Your goal: Whenever a line in the records below contains "JSON", pick it out.

Dataset content:
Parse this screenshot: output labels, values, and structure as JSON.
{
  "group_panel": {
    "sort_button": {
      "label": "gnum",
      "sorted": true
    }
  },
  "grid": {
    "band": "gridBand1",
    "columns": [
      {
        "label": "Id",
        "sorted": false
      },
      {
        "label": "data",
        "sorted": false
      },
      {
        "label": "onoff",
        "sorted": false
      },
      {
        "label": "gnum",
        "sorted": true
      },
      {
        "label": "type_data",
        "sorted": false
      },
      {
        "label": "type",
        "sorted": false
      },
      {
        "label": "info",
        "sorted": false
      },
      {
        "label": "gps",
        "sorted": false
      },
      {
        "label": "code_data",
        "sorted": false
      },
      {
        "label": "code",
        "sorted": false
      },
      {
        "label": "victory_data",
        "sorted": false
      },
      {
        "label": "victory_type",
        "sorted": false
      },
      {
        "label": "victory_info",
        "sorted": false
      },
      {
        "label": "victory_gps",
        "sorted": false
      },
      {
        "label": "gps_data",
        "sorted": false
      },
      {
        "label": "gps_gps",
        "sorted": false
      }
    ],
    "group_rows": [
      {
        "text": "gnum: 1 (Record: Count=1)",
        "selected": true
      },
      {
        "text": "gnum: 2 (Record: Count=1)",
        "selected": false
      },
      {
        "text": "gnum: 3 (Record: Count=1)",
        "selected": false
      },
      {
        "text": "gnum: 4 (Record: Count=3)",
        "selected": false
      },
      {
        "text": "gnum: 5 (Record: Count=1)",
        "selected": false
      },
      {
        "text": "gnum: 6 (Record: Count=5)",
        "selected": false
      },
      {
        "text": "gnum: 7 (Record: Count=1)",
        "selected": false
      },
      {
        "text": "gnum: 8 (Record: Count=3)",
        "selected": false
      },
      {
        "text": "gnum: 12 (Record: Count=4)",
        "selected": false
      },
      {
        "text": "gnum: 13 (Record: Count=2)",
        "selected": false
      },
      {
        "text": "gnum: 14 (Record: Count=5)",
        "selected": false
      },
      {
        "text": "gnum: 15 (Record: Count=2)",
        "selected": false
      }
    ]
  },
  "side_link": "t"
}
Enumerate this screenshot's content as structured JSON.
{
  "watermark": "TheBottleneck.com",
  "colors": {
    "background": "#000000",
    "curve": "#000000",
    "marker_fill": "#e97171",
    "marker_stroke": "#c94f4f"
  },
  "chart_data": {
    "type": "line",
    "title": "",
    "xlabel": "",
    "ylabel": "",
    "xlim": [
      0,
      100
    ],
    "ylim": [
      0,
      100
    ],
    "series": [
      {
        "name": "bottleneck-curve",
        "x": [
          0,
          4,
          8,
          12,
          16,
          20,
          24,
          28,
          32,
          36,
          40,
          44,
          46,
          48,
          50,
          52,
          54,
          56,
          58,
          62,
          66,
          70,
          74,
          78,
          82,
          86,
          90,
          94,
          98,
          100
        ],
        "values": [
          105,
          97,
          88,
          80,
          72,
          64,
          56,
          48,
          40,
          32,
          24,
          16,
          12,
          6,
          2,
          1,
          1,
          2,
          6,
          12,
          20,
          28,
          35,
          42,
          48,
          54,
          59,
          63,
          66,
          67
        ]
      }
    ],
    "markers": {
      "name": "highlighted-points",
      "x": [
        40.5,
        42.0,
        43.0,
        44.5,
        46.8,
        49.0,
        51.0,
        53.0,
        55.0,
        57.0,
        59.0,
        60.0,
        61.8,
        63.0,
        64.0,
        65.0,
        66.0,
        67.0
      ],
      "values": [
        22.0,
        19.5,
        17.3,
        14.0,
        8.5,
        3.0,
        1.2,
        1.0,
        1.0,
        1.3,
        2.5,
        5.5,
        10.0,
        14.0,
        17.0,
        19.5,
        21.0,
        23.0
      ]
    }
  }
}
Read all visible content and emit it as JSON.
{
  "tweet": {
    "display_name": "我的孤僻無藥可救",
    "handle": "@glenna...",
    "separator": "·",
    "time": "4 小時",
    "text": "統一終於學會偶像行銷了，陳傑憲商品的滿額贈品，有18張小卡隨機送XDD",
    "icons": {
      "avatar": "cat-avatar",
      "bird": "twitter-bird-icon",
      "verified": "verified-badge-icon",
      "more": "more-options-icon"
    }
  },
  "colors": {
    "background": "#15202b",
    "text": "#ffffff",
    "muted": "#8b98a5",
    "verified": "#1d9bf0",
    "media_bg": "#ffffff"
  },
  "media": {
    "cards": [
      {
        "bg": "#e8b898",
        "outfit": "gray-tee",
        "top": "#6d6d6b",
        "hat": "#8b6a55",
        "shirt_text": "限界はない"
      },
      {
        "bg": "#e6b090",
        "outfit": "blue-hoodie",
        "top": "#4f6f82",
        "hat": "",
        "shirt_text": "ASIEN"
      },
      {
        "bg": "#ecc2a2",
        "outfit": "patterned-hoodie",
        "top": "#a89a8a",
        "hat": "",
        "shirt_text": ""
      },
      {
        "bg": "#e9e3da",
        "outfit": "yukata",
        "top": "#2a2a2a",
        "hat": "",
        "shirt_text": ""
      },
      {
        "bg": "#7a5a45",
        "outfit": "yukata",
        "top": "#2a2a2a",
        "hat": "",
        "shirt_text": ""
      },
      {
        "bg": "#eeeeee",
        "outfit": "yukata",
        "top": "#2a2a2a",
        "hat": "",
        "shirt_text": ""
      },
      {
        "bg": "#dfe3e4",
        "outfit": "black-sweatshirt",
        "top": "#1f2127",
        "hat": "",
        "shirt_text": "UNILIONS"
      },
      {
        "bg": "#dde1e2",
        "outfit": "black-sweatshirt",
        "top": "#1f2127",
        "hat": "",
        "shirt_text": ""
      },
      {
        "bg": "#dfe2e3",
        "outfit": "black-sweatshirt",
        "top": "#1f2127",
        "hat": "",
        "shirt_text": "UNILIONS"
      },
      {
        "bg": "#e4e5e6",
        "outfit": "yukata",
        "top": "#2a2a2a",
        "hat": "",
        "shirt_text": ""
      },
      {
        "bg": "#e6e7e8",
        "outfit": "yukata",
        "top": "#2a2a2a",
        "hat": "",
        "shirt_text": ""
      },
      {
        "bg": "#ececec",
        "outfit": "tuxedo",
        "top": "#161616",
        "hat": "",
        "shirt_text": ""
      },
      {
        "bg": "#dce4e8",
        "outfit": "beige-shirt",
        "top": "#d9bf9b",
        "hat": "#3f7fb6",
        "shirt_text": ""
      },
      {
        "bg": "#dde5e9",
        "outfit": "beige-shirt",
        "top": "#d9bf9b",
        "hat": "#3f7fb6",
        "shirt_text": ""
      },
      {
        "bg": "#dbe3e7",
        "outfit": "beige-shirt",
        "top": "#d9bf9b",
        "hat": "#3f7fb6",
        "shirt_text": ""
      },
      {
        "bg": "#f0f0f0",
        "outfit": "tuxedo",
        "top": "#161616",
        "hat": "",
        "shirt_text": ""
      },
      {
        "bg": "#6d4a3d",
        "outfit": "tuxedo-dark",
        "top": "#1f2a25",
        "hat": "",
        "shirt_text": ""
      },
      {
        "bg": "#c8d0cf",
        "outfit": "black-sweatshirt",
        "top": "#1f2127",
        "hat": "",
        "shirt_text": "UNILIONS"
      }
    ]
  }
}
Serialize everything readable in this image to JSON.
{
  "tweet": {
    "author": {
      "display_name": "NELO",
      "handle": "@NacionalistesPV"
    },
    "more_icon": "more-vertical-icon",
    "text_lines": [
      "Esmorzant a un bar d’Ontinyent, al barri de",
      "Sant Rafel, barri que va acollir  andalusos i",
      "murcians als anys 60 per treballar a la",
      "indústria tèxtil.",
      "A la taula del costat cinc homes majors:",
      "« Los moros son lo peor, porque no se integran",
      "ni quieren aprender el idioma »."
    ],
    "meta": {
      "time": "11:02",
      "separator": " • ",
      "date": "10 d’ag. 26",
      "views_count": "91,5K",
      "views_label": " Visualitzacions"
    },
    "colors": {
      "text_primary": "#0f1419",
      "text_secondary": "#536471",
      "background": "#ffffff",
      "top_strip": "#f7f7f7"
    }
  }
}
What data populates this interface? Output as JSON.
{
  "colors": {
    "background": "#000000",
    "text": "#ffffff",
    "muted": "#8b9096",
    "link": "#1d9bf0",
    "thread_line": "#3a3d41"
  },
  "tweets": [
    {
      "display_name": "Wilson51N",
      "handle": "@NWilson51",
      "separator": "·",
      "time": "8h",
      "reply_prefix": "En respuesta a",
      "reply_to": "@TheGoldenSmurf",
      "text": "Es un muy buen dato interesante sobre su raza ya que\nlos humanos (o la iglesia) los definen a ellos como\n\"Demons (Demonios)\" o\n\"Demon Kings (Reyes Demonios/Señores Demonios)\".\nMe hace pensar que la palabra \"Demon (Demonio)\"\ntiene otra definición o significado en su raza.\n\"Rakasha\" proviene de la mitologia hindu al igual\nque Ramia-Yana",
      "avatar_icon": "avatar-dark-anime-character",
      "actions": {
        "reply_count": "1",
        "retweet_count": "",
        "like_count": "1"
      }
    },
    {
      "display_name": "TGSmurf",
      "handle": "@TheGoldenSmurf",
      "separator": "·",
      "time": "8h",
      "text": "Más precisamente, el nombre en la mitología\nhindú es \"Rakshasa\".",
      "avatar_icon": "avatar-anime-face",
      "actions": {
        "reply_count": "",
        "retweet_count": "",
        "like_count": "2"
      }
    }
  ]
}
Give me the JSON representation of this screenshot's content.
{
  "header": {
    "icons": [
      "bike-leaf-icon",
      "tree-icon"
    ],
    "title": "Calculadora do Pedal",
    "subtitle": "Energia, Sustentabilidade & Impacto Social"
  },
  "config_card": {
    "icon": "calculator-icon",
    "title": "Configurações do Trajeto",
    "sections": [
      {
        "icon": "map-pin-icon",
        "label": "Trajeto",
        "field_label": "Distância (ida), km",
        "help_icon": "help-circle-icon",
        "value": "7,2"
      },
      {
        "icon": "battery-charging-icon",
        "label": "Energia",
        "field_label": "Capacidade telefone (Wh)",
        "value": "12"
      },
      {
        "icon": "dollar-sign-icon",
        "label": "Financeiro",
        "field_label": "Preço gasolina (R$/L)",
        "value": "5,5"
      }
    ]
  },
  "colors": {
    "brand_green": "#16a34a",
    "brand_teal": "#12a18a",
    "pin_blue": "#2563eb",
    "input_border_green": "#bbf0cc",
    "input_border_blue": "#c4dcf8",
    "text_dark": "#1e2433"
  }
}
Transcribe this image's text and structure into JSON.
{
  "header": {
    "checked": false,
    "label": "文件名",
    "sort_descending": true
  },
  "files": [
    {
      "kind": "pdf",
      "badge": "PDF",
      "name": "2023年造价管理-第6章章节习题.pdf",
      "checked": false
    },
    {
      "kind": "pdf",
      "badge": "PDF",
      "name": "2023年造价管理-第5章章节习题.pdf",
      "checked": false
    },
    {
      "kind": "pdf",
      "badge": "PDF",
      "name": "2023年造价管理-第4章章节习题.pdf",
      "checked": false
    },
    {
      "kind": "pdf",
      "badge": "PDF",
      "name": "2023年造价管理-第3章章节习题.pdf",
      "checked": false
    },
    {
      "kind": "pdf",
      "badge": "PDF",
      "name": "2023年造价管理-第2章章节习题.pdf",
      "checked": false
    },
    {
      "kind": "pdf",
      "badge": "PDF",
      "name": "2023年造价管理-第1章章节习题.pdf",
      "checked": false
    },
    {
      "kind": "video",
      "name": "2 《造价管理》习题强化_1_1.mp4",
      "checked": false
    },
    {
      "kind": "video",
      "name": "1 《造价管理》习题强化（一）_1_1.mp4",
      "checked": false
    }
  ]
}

Response to the exercise:
Parse this screenshot: output labels, values, and structure as JSON.
Enumerate this screenshot's content as structured JSON.
Read all visible content and emit it as JSON.
Serialize everything readable in this image to JSON.
What data populates this interface? Output as JSON.
Give me the JSON representation of this screenshot's content.
Transcribe this image's text and structure into JSON.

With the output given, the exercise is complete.